Currently, the only way to get a completely remediated Drupal 9 project is to manually address each item found in the report. From personal experience, addressing deprecations is a drastically simpler exercise than performing a Drupal 7 to 8 port. This is primarily because Drupal 8 was a big shift off the island and now is concerned about dependencies. Architecturally, Drupal 8 changed a lot of APIs, introduced Composer, changed paradigms (e.g. procedural to object oriented), and leveraged modern design patterns. Drupal 9 leverages basically the same architecture as 8, but changed major versions primarily to remove deprecated functionality.
Again, while the work is manual, the task should be relatively straightforward code refactoring. And, there is good guidance. Many of the items listed in a report also link to the relevant drupal.org issue for the deprecation. This is useful to identify how to properly remediate the deprecation and offer relevant context.
I expect deprecations to be the new norm as dependencies end-of-life or changes are made to core with minor releases. We can come to expect more frequent major releases that follow the same paradigm as 8 to 9. But, wouldn’t it be cool if this could be automated?
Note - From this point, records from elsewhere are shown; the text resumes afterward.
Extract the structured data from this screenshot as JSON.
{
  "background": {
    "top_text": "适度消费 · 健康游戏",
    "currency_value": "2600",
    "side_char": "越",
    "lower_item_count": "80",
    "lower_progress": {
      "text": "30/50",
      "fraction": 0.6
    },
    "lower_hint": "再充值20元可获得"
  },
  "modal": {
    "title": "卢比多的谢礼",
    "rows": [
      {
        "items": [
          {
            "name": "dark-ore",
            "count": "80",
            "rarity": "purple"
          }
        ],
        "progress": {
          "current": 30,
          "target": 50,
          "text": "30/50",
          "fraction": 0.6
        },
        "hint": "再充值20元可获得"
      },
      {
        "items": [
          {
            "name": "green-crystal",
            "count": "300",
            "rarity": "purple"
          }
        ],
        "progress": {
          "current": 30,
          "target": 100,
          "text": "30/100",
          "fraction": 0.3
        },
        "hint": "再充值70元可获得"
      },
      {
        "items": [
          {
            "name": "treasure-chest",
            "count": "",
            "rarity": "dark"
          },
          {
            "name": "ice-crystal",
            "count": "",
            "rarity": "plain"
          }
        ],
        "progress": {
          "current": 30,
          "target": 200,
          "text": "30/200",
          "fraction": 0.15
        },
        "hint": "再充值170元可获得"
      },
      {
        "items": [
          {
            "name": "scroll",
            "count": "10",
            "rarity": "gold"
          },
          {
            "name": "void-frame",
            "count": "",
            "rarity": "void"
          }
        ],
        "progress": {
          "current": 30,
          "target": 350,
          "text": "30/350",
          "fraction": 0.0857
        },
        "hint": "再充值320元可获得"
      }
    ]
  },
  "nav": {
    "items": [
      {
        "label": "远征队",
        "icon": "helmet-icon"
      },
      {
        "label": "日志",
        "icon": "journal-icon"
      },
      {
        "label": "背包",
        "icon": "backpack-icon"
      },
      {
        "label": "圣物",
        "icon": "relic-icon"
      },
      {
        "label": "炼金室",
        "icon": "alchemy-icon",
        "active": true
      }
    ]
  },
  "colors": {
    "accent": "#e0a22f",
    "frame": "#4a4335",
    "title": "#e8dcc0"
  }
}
The Upgrade Rector project built by Gábor Hojtsy, based on the drupal8-rector project created by Dezső Biczó at Pronovix, aims to do just that. It aims to build off of the Upgrade Status module by automatically remediating deprecations. Each deprecation maps to a specific rector rule. These rules map deprecated code to their updated equivalents.
Palantir recently wrote a blog post on the Upgrade Rector project. They are actively looking for contributors to work on rector rules in their Github project. As of now, only one rule for “drupal_set_message” is completed, which is why this process is not yet fully automated. We all need to help get this up to 100%, if possible. Many thanks to Palantir and this blog post discusses the project.
Why stop there? Move the Upgrade Rector into core. New deprecations in core should mean new rector rule(s) are created and should be a gate in releasing a new deprecation in core. Build infrastructure into drupal.org to periodically scans for these deprecations, files an issue against the project if new deprecations are discovered, post patches to fix them, and fire the automated tests. While I still envision manual testing would be needed to validate the results, this basically would help keep modules maintained automatically. The beginnings of this discussion are happening here.